## DATA TO PROCESS

☆ ☆ ☆ ☆ ☆

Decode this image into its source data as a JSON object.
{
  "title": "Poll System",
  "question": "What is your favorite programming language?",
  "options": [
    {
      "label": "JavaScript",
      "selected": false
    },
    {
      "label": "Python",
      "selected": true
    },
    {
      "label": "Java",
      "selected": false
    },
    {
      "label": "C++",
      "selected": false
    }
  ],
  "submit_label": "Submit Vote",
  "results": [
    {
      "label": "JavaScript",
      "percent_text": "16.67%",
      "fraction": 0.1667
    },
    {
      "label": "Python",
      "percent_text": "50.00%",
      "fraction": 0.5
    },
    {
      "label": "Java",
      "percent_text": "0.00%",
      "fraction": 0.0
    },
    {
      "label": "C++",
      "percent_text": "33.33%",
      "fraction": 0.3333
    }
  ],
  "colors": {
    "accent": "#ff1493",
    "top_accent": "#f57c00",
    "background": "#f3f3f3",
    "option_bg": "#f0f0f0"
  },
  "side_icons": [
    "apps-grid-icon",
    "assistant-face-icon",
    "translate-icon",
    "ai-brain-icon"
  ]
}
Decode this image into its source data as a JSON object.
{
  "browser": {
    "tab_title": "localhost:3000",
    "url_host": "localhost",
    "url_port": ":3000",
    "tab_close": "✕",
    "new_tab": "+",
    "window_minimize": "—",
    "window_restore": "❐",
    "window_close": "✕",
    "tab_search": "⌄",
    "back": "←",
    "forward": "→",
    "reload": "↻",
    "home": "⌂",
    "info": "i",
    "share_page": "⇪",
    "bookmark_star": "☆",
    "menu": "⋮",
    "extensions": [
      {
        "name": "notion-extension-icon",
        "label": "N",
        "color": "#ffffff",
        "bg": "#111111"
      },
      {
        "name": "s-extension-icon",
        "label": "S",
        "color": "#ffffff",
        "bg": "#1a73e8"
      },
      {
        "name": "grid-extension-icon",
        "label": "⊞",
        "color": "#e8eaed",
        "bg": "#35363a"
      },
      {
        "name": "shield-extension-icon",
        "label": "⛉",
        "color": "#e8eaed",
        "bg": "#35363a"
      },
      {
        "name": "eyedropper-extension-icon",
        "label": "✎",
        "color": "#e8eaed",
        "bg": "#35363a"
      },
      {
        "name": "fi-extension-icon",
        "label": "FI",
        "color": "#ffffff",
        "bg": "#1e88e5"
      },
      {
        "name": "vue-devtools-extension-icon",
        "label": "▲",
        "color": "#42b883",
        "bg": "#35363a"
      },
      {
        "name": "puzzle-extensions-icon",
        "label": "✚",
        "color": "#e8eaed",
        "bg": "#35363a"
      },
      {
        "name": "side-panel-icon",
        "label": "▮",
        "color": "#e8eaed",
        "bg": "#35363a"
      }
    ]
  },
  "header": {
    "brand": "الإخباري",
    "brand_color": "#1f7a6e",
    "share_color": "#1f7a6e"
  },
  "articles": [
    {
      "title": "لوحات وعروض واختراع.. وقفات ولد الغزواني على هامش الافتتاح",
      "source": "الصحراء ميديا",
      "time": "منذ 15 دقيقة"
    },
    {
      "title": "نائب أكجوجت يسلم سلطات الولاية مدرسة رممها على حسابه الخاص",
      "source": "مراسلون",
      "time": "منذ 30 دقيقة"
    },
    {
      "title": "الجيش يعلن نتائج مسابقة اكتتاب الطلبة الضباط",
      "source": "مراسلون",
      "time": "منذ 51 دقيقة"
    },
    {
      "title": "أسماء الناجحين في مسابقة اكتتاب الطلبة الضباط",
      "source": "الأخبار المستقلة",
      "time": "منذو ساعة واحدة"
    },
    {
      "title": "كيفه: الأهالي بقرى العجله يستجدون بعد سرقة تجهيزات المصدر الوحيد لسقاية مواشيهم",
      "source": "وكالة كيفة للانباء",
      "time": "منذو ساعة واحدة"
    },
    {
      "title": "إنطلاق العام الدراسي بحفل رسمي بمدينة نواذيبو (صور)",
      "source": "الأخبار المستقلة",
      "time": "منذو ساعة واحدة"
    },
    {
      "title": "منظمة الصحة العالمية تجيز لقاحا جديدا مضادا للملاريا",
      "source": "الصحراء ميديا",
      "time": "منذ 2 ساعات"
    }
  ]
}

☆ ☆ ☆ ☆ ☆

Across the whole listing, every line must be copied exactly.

## ANSWER TO THE PROBLEM
Decode this image into its source data as a JSON object.
{
  "title": "Poll System",
  "question": "What is your favorite programming language?",
  "options": [
    {
      "label": "JavaScript",
      "selected": false
    },
    {
      "label": "Python",
      "selected": true
    },
    {
      "label": "Java",
      "selected": false
    },
    {
      "label": "C++",
      "selected": false
    }
  ],
  "submit_label": "Submit Vote",
  "results": [
    {
      "label": "JavaScript",
      "percent_text": "16.67%",
      "fraction": 0.1667
    },
    {
      "label": "Python",
      "percent_text": "50.00%",
      "fraction": 0.5
    },
    {
      "label": "Java",
      "percent_text": "0.00%",
      "fraction": 0.0
    },
    {
      "label": "C++",
      "percent_text": "33.33%",
      "fraction": 0.3333
    }
  ],
  "colors": {
    "accent": "#ff1493",
    "top_accent": "#f57c00",
    "background": "#f3f3f3",
    "option_bg": "#f0f0f0"
  },
  "side_icons": [
    "apps-grid-icon",
    "assistant-face-icon",
    "translate-icon",
    "ai-brain-icon"
  ]
}
Decode this image into its source data as a JSON object.
{
  "browser": {
    "tab_title": "localhost:3000",
    "url_host": "localhost",
    "url_port": ":3000",
    "tab_close": "✕",
    "new_tab": "+",
    "window_minimize": "—",
    "window_restore": "❐",
    "window_close": "✕",
    "tab_search": "⌄",
    "back": "←",
    "forward": "→",
    "reload": "↻",
    "home": "⌂",
    "info": "i",
    "share_page": "⇪",
    "bookmark_star": "☆",
    "menu": "⋮",
    "extensions": [
      {
        "name": "notion-extension-icon",
        "label": "N",
        "color": "#ffffff",
        "bg": "#111111"
      },
      {
        "name": "s-extension-icon",
        "label": "S",
        "color": "#ffffff",
        "bg": "#1a73e8"
      },
      {
        "name": "grid-extension-icon",
        "label": "⊞",
        "color": "#e8eaed",
        "bg": "#35363a"
      },
      {
        "name": "shield-extension-icon",
        "label": "⛉",
        "color": "#e8eaed",
        "bg": "#35363a"
      },
      {
        "name": "eyedropper-extension-icon",
        "label": "✎",
        "color": "#e8eaed",
        "bg": "#35363a"
      },
      {
        "name": "fi-extension-icon",
        "label": "FI",
        "color": "#ffffff",
        "bg": "#1e88e5"
      },
      {
        "name": "vue-devtools-extension-icon",
        "label": "▲",
        "color": "#42b883",
        "bg": "#35363a"
      },
      {
        "name": "puzzle-extensions-icon",
        "label": "✚",
        "color": "#e8eaed",
        "bg": "#35363a"
      },
      {
        "name": "side-panel-icon",
        "label": "▮",
        "color": "#e8eaed",
        "bg": "#35363a"
      }
    ]
  },
  "header": {
    "brand": "الإخباري",
    "brand_color": "#1f7a6e",
    "share_color": "#1f7a6e"
  },
  "articles": [
    {
      "title": "لوحات وعروض واختراع.. وقفات ولد الغزواني على هامش الافتتاح",
      "source": "الصحراء ميديا",
      "time": "منذ 15 دقيقة"
    },
    {
      "title": "نائب أكجوجت يسلم سلطات الولاية مدرسة رممها على حسابه الخاص",
      "source": "مراسلون",
      "time": "منذ 30 دقيقة"
    },
    {
      "title": "الجيش يعلن نتائج مسابقة اكتتاب الطلبة الضباط",
      "source": "مراسلون",
      "time": "منذ 51 دقيقة"
    },
    {
      "title": "أسماء الناجحين في مسابقة اكتتاب الطلبة الضباط",
      "source": "الأخبار المستقلة",
      "time": "منذو ساعة واحدة"
    },
    {
      "title": "كيفه: الأهالي بقرى العجله يستجدون بعد سرقة تجهيزات المصدر الوحيد لسقاية مواشيهم",
      "source": "وكالة كيفة للانباء",
      "time": "منذو ساعة واحدة"
    },
    {
      "title": "إنطلاق العام الدراسي بحفل رسمي بمدينة نواذيبو (صور)",
      "source": "الأخبار المستقلة",
      "time": "منذو ساعة واحدة"
    },
    {
      "title": "منظمة الصحة العالمية تجيز لقاحا جديدا مضادا للملاريا",
      "source": "الصحراء ميديا",
      "time": "منذ 2 ساعات"
    }
  ]
}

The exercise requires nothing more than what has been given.